REQUIRED ACTION: Every line of the material needs an exact copy, apart from the images.

*** Opening DATA FOR ANALYSIS ***

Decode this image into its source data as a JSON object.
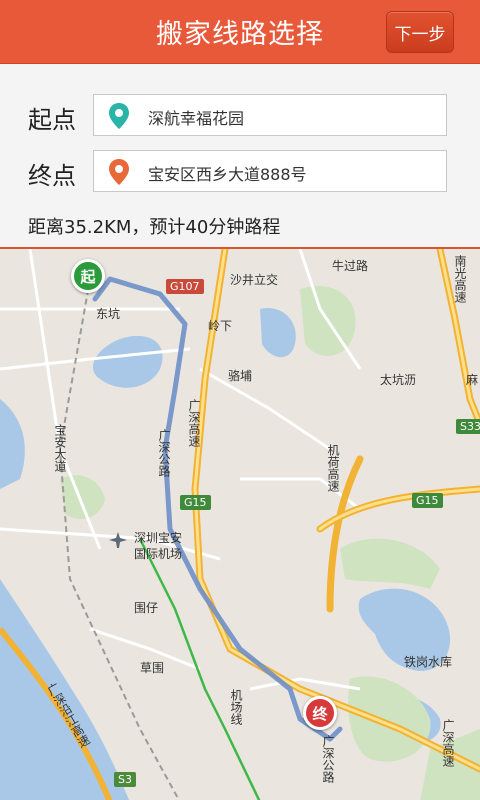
{
  "header": {
    "title": "搬家线路选择",
    "next_label": "下一步"
  },
  "form": {
    "start": {
      "label": "起点",
      "value": "深航幸福花园",
      "icon": "location-pin-teal",
      "color": "#2ab4a8"
    },
    "end": {
      "label": "终点",
      "value": "宝安区西乡大道888号",
      "icon": "location-pin-orange",
      "color": "#e8683a"
    },
    "summary": "距离35.2KM，预计40分钟路程"
  },
  "map": {
    "labels": {
      "shajing": "沙井立交",
      "niuguo": "牛过路",
      "g107": "G107",
      "lingxia": "岭下",
      "dongkeng": "东坑",
      "luopu": "骆埔",
      "taikengli": "太坑沥",
      "ma": "麻",
      "guangshen_hw": "广深高速",
      "guangshen_rd": "广深公路",
      "g15_a": "G15",
      "g15_b": "G15",
      "jihe": "机荷高速",
      "airport_line1": "深圳宝安",
      "airport_line2": "国际机场",
      "weizai": "围仔",
      "caowei": "草围",
      "tiegang": "铁岗水库",
      "yanjiang": "广深沿江高速",
      "s3": "S3",
      "s33": "S33",
      "jiangshi": "南光高速",
      "nanbei": "宝安大道",
      "guangshen_hw2": "广深高速",
      "guangshen_rd2": "广深公路",
      "airport_rail": "机场线"
    },
    "markers": {
      "start": "起",
      "end": "终"
    }
  }
}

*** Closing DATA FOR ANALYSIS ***

EXERCISE SOLUTION:
Decode this image into its source data as a JSON object.
{
  "header": {
    "title": "搬家线路选择",
    "next_label": "下一步"
  },
  "form": {
    "start": {
      "label": "起点",
      "value": "深航幸福花园",
      "icon": "location-pin-teal",
      "color": "#2ab4a8"
    },
    "end": {
      "label": "终点",
      "value": "宝安区西乡大道888号",
      "icon": "location-pin-orange",
      "color": "#e8683a"
    },
    "summary": "距离35.2KM，预计40分钟路程"
  },
  "map": {
    "labels": {
      "shajing": "沙井立交",
      "niuguo": "牛过路",
      "g107": "G107",
      "lingxia": "岭下",
      "dongkeng": "东坑",
      "luopu": "骆埔",
      "taikengli": "太坑沥",
      "ma": "麻",
      "guangshen_hw": "广深高速",
      "guangshen_rd": "广深公路",
      "g15_a": "G15",
      "g15_b": "G15",
      "jihe": "机荷高速",
      "airport_line1": "深圳宝安",
      "airport_line2": "国际机场",
      "weizai": "围仔",
      "caowei": "草围",
      "tiegang": "铁岗水库",
      "yanjiang": "广深沿江高速",
      "s3": "S3",
      "s33": "S33",
      "jiangshi": "南光高速",
      "nanbei": "宝安大道",
      "guangshen_hw2": "广深高速",
      "guangshen_rd2": "广深公路",
      "airport_rail": "机场线"
    },
    "markers": {
      "start": "起",
      "end": "终"
    }
  }
}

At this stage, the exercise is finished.